With 7 P-B5, of course, White is committed to a rigid pawn skeleton on the queen wing. But Shahade hopes the ending will favor him on account of the backwardness of Black's queenside pawns.
With admirable resolution White castles long in the face of Black's rook, commanding a partly-opened file. He even dares to play 14 P-R3, allowing the rook to squat menacingly: 14 . R-N6. Calmly, with 15 B-B4, White sights on his QN8 and prevents Black's doubling of rooks, nullifying the advance of Black's knights with 15...N-K5.
However, Black has the final convincer. It is 17 ... P-K4. This push breaks down the true bastion of the first player's defense. If he takes the advancing unit or ignores it, he is doomed.
[Event "U. S. Amateur Championship"] [Site "Philadelphia (USA)"] [Date "1969.05.30"] [Round "05"] [White "Shahade,Michael (USA)"] [Black "Sloan,Sam"] [Result "0-1"] [ECO "B14"] 1.e4 d5 2.exd5 Nf6 3.c4 c6 4.d4 cxd5 5.Nc3 g6 6.Bg5 Bg7 7.c5 Nc6 8.Bb5 O-O 9.Nf3 Bg4 10.Bxc6 bxc6 11.h3 Bxf3 12.Qxf3 Rb8 13.O-O-O Qa5 14.a3 Rb3 15.Bf4 Ne4 16.Rd3 Qa6 17.Rhd1 e5 18.dxe5 Nxc5 19.Re3 Qc4 20.Kc2 d4 21.Qe2 Rxc3+ 22.bxc3 Qa2+ 23.Kc1 Nb3# 0-1In the Caro-Kann Defense, C. Heising vs. Nedved, White's loss of time by irrelevancies-6 P-B5 and 8 B-B3--gives Black the opportunity for a sharp and decisive pawn break with 9 ... P-K4.

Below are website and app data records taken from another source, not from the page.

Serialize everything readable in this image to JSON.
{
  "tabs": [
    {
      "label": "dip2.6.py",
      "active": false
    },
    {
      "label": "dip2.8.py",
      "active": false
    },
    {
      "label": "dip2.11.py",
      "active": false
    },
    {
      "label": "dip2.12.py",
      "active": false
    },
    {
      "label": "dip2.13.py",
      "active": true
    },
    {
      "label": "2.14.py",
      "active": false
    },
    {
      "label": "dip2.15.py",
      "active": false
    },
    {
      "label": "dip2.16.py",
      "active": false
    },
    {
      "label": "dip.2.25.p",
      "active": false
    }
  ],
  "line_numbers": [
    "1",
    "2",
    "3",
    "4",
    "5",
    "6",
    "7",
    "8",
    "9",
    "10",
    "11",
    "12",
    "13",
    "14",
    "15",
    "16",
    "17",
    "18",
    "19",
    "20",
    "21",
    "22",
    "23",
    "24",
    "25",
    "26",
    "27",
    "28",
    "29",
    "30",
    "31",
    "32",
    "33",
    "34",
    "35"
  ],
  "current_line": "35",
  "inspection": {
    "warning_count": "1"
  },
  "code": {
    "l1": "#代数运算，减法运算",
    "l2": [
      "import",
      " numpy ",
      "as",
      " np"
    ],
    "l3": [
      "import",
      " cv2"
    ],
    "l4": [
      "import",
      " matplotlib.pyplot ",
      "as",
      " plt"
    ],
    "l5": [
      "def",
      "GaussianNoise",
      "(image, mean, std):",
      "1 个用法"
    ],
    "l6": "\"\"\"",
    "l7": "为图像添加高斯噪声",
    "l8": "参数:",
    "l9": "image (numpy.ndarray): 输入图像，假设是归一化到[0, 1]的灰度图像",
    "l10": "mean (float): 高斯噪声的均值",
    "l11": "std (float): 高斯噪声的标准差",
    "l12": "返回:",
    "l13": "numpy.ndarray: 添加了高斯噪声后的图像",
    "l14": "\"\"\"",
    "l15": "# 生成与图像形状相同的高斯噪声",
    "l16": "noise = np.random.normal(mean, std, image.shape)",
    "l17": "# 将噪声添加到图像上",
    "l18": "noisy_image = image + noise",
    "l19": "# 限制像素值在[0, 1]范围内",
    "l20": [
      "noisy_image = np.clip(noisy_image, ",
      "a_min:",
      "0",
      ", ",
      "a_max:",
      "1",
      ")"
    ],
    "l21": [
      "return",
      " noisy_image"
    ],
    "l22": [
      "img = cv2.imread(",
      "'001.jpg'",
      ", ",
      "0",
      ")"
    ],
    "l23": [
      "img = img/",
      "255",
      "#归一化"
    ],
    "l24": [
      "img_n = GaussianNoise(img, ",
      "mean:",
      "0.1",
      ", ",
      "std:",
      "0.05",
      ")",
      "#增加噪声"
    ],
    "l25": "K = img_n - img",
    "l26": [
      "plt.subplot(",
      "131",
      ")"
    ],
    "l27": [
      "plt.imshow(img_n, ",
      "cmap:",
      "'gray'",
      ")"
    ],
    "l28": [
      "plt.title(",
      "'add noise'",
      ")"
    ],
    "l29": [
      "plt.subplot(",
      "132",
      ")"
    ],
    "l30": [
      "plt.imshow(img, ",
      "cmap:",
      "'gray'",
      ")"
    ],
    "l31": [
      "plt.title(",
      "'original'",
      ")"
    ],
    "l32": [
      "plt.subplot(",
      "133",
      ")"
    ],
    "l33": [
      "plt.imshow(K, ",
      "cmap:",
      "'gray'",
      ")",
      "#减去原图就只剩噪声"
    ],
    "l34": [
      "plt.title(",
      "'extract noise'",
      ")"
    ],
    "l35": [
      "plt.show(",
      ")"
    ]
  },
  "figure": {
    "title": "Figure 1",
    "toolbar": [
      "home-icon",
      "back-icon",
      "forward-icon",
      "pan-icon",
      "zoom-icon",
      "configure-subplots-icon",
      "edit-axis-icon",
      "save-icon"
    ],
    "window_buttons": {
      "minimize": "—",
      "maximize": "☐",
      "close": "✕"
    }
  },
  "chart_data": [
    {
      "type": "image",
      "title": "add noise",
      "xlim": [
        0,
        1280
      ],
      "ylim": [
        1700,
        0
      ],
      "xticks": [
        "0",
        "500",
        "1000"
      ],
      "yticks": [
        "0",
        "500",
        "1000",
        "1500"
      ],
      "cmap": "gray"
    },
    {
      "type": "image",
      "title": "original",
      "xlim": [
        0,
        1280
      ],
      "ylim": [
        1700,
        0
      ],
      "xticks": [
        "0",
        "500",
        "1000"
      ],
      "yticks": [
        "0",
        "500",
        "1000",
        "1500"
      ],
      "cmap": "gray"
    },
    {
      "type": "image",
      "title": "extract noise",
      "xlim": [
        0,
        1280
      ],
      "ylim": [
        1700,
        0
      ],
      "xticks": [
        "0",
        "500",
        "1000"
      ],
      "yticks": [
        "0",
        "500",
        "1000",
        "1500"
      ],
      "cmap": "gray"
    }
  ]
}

From this point on, White's game quickly disintegrates, even though with 15. O-O he pretends to hold out. Perhaps White forgets that the easiest way out of a painful tableau is a graceful resignation.
[Event "U. S. Amateur Championship"] [Site "Philadelphia PA"] [Date "1969.05.29"] [Round "04"] [White "Heising, C."] [Black "Nedved, Kimball"] [Result "0-1"] [ECO "B14"] [WhiteElo "2100"] [BlackElo "2198"] 1.e4 c6 2.d4 d5 3.exd5 cxd5 4.c4 Nf6 5.Nc3 g6 6.c5 Bg7 7.Be2 O-O 8.Bf3 Nc6 9.Nge2 e5 10.dxe5 Nxe5 11.Bxd5 Nxd5 12.Nxd5 Bg4 13.f3 Nxf3+ 14.gxf3 Bxf3 15.O-O Bxd5 16.Qd3 Bc6 17.Qxd8 Raxd8 18.Bg5 f6 19.Bf4 Rfe8 20.Rf2 g5 21.Bd6 f5 22.Rd1 f4 23.h4 h6 24.hxg5 hxg5 25.b3 Re4 26.Kf1 Rde8 27.a4 Re3 28.Nxf4 gxf4 0-1Reproduced with permission of the copyright owner. Further reproduction prohibited without permission.
My Home Page